We think that the medical options for individuals with bleeding disorders and HCV are:
1. Continued hopeful waiting for far better HCV therapy, or
2. Taking a course of SOC or enhanced SOC therapy (not recomended where contraindicated), or
3. Aggressively seeking out access to better therapy (substantiated by fairly early safety and efficacy data). This is particularly justified for people with bleeding disorders and HCV because we tend to have advanced disease (and thus a substantial potential for adverse medical events) and because we have lower- than-average likelihoods of good outcomes from currently approved therapy.
With whom we will work
– Regulators. We have received substantial encouragement from FDA for this approach, but open doors don’t remain open forever. We will continue to seek rapid action.
– Industry. We have made preliminary contact with several drug companies which seem interested, perhaps because current FDA guidelines encourage them to provide compassionate access. Certainly, successful therapy for ‘difficult to treat’ cases can only improve chances for early drug approval.
– Clinicians. We hope some clinicians will be willing to step forward and work for curative protocols.
– Advocates. We see increased crisis recognition and increased demand for urgency among bleeding disorder advocacy organizations. We will solicit continuing outspoken support from HFA, NHF and COTT. We will also continue to interact with other HCV advocacy organizations including the Hepatitis C Community Advisory Board (HCAB), and the Forum for HIV Collaborative Research, HCV Drug Advisory Group (HCV DrAG). We will also continue to work with the Abigail Alliance for Better Access to Developmental Drugs.
Obtaining drug access via participation in clinical trials, or via compassionate access protocols will be not be easy or without risk.

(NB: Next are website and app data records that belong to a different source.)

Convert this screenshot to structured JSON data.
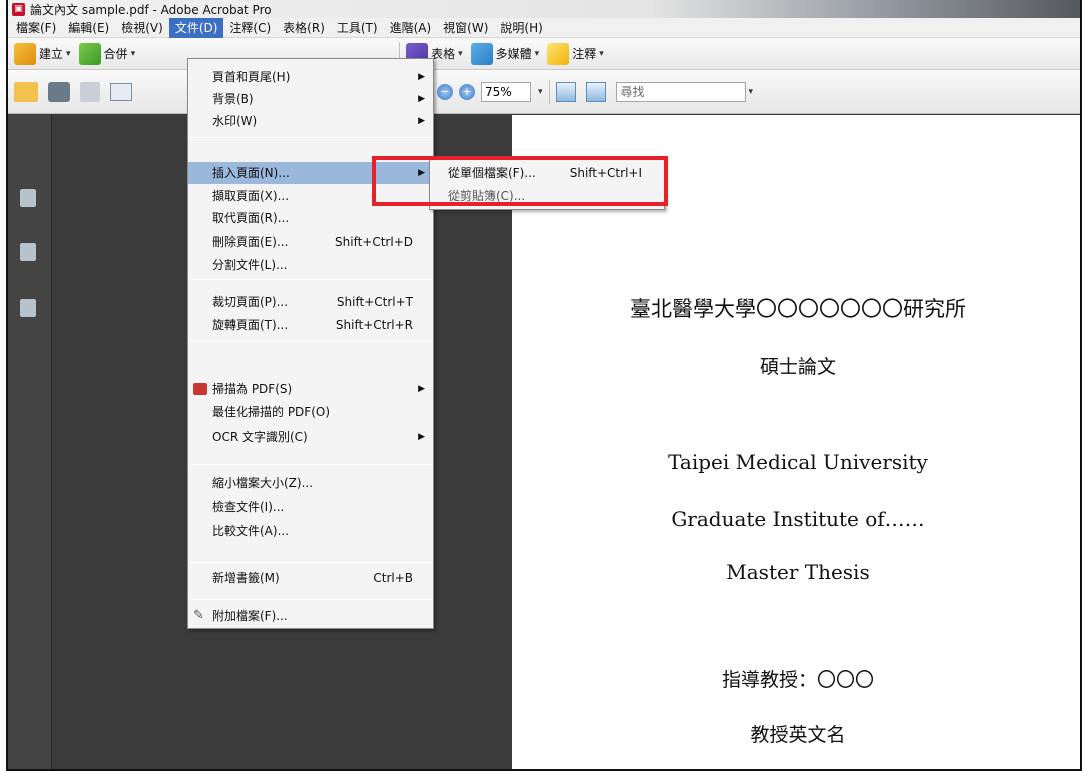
{
  "window": {
    "title": "論文內文 sample.pdf - Adobe Acrobat Pro"
  },
  "menubar": [
    "檔案(F)",
    "編輯(E)",
    "檢視(V)",
    "文件(D)",
    "注釋(C)",
    "表格(R)",
    "工具(T)",
    "進階(A)",
    "視窗(W)",
    "說明(H)"
  ],
  "toolbar1": {
    "create": "建立",
    "merge": "合併",
    "forms": "表格",
    "multimedia": "多媒體",
    "comment": "注釋"
  },
  "toolbar2": {
    "zoom": "75%",
    "search_placeholder": "尋找"
  },
  "document_menu": {
    "header_footer": "頁首和頁尾(H)",
    "background": "背景(B)",
    "watermark": "水印(W)",
    "insert_pages": "插入頁面(N)...",
    "extract_pages": "擷取頁面(X)...",
    "replace_pages": "取代頁面(R)...",
    "delete_pages": "刪除頁面(E)...",
    "delete_pages_shortcut": "Shift+Ctrl+D",
    "split_document": "分割文件(L)...",
    "crop_pages": "裁切頁面(P)...",
    "crop_pages_shortcut": "Shift+Ctrl+T",
    "rotate_pages": "旋轉頁面(T)...",
    "rotate_pages_shortcut": "Shift+Ctrl+R",
    "scan_to_pdf": "掃描為 PDF(S)",
    "optimize_scanned": "最佳化掃描的 PDF(O)",
    "ocr": "OCR 文字識別(C)",
    "reduce_size": "縮小檔案大小(Z)...",
    "examine_document": "檢查文件(I)...",
    "compare_documents": "比較文件(A)...",
    "new_bookmark": "新增書籤(M)",
    "new_bookmark_shortcut": "Ctrl+B",
    "attach_file": "附加檔案(F)..."
  },
  "insert_submenu": {
    "from_file": "從單個檔案(F)...",
    "from_file_shortcut": "Shift+Ctrl+I",
    "from_clipboard": "從剪貼簿(C)..."
  },
  "document_page": {
    "university_line": "臺北醫學大學〇〇〇〇〇〇〇研究所",
    "degree_zh": "碩士論文",
    "university_en": "Taipei Medical University",
    "institute_en": "Graduate Institute of……",
    "degree_en": "Master Thesis",
    "advisor": "指導教授：〇〇〇",
    "advisor_en": "教授英文名"
  },
  "highlight_color": "#e8202a",
  "menu_active_color": "#3a6fc4"
}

We will share our experience among the bleeding disorders community so that others can consider joining a trial or curative protocol. We are hopeful that our experience will help others determine a course of action best suited for their individual situation.
Mark Antell and Paul Brayshaw for People with Bleeding Disorders and HCV
write us at, firstname.lastname@example.org